Lots of people claim that we don’t have enough democracy, whereas the more thing goes the more we choke under the incessant probing supposed to represent and enact democracy. Add to that the excess of a market oriented-society, with the other echo chamber of marketers and publicists working incessantly to concurrently query and shape our tastes and you might see how the democratic-capitalist conflation might unwittingly conspire to make the principle of listening to the people’s voice as a fait accompli : to consider not to listen to our masses apparent wishes is almost unheard of over here, because what could you hear, when living in an echo-chamber ? And that’s how we now know that it’s not just possible to hear without listening, but also to listen without hearing. The confusion between freedom of speech and verbal abuse, the loss of any meaning in the constant chatter, a climate where surveys serve as the default purveyor of ideas, the confusion between asking and answering, all that explains why anywhere if not everywhere people are convinced, and wouldn’t even give it a second thought, that just listening to what people want and reject must be the thing to do (also the thing that, surely, wouldn’t be criticized).
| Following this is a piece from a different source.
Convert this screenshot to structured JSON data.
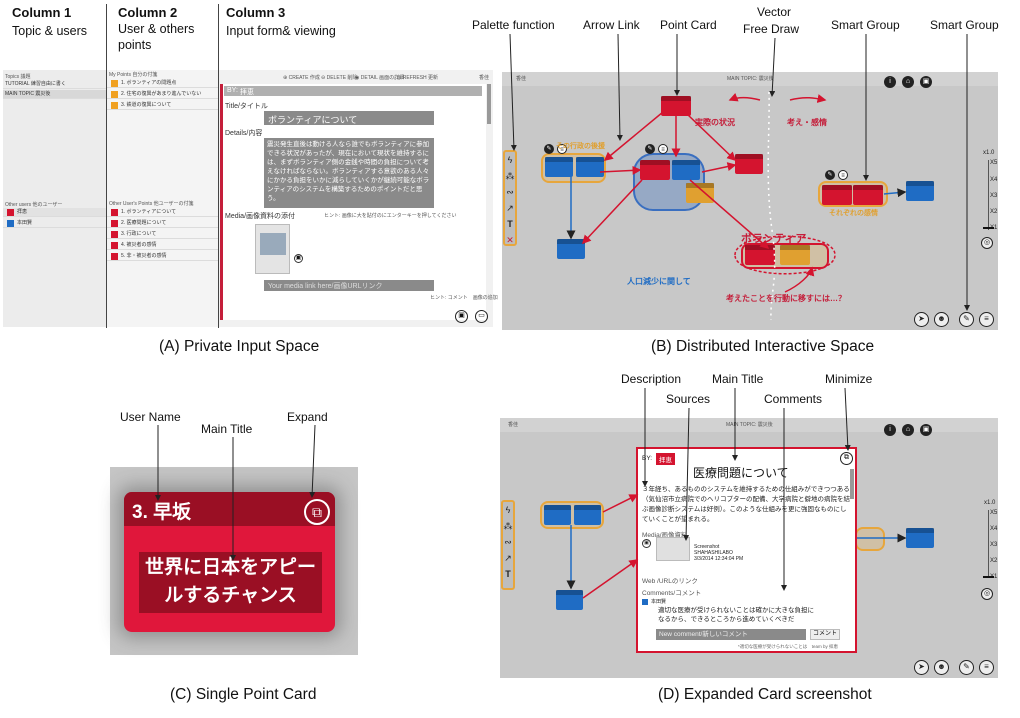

In fact, hearing what people tell you they dislike might tell you what they need to be able to like as in, for instance, non-interactive strategies are what’s needed to like the interactive ones. There can certainly be a point where there would be too much oppression, but if you were objecting that in principle, it would mean you hadn’t read this, and if you were to do it as an argument against Black Vise I’d say that’s strange, cause I don’t see much unpopular strategies being commonly played in the format to start with -even if you wanted to count “The Deck” as such (it doesn’t play that much counterspells really, the deck is unpopular in so far as it represents a stale state of things on the competitive stage but is very much loved as a deck in itself).
And so it would be that with both Strip Mine and Black Vise unrestricted we’d have a somewhat competitive deck in the format that would be disliked, if not hated by many players. Big deal. Big deal if a historical deck which gives the most oppressive deck in the format a run for its money while being weak to aggressive strategies were to become legal.